Barrio Slums and More
I’m already starting part two so let me know what you guys think please :)
Stupid big corporation economy. Stupid private schools with stupid unreasonable tuitions. Stupid Lance for thinking he could handle it.
All he’d wanted was to make his family proud. To be a good example for his siblings and younger cousins in comparison to the dead beats his older cousins had become. He wanted to show them it was possible to go out and explore the world and get more than their shitty neighborhood in Houston slums. That it was good to dream big and go for what you wanted. That they were more than the stereotype.
They weren’t just meant for a hand-me-down mechanics shop, housecleaning, gardening, and street-vending. They were meant for more.
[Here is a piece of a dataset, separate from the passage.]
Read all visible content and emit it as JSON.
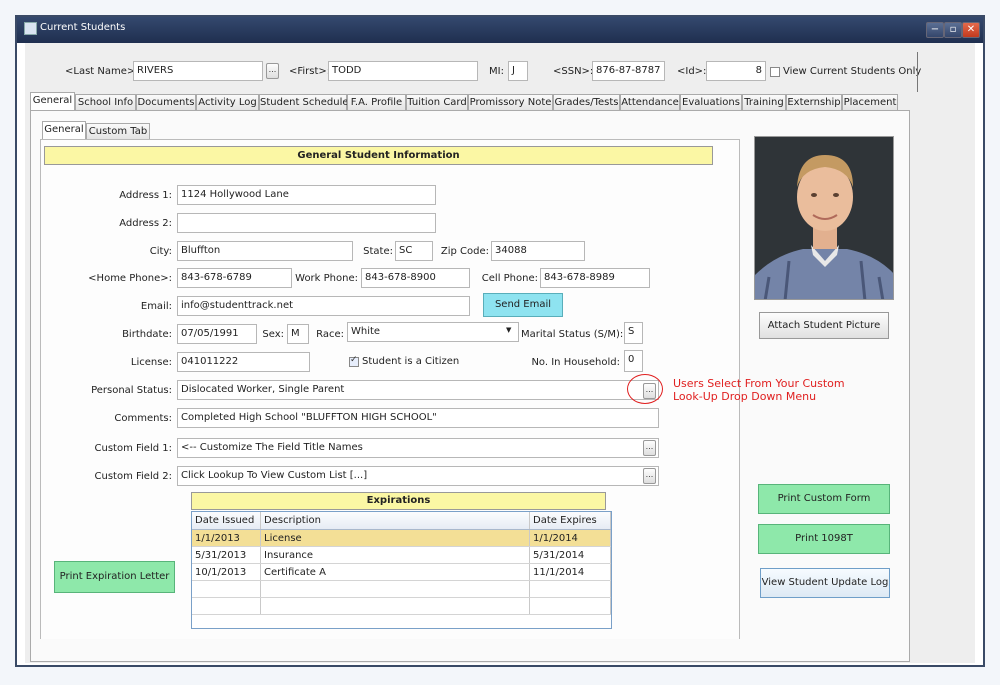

They could be astronauts, doctors, lawyers, writers, anything.
The angry booming voice of his grandfather pierced through his regret as he cleaned the dishes at his tia’s restaurant. It was almost bankrupt, and hardly anyone came in, especially with the location. It was hidden, and it looked shabby on the outside. A ditch by the parking lot, and potholes littered across the parking lot like polka dots. A phone booth that was half knocked over and covered in graffiti stood nearby. It was a miracle his tia had managed this long.
“Don’t worry, mijito,” she would say. “As soon as this goes down, I’m opening my salon.” Lance never tried to mention the lack of money that would diminish that dream.
“Yes, Papo?” he answered, scrubbing the plates more fiercely.
“Don’t forget to stop by the shop later so we can fix your mother’s car.” He nodded and delved into the dishes again.
“Lancito,” he heard his tia Carla croon. “Go wait that table please, honey, I have some bills to look over. I’ll finish those or Dianita will.”
“Okay,” he mumbled. He didn’t mind working. It was more the fact that everyone thought he was working the restaurant and the mechanic shop for summer money. They had no idea he was here for good. That he was stuck. That he’d failed.
He walked out to the tables, wiping his hands on his apron and grabbed the tray of drinks he assumed were theirs since they were the only table occupied. “Sweet tea?” he asked. A guy with a weird white streak in his hair waved. “Soda?” A heavyset guy with tribal tattoos along his arm and a child with wide glasses raised their hands dismissively. “And this is yours then,” he said, setting down the lemonade in front of a boy with long hair pulled into a low ponytail. Several strands fell forward regardless. “Ready to order?”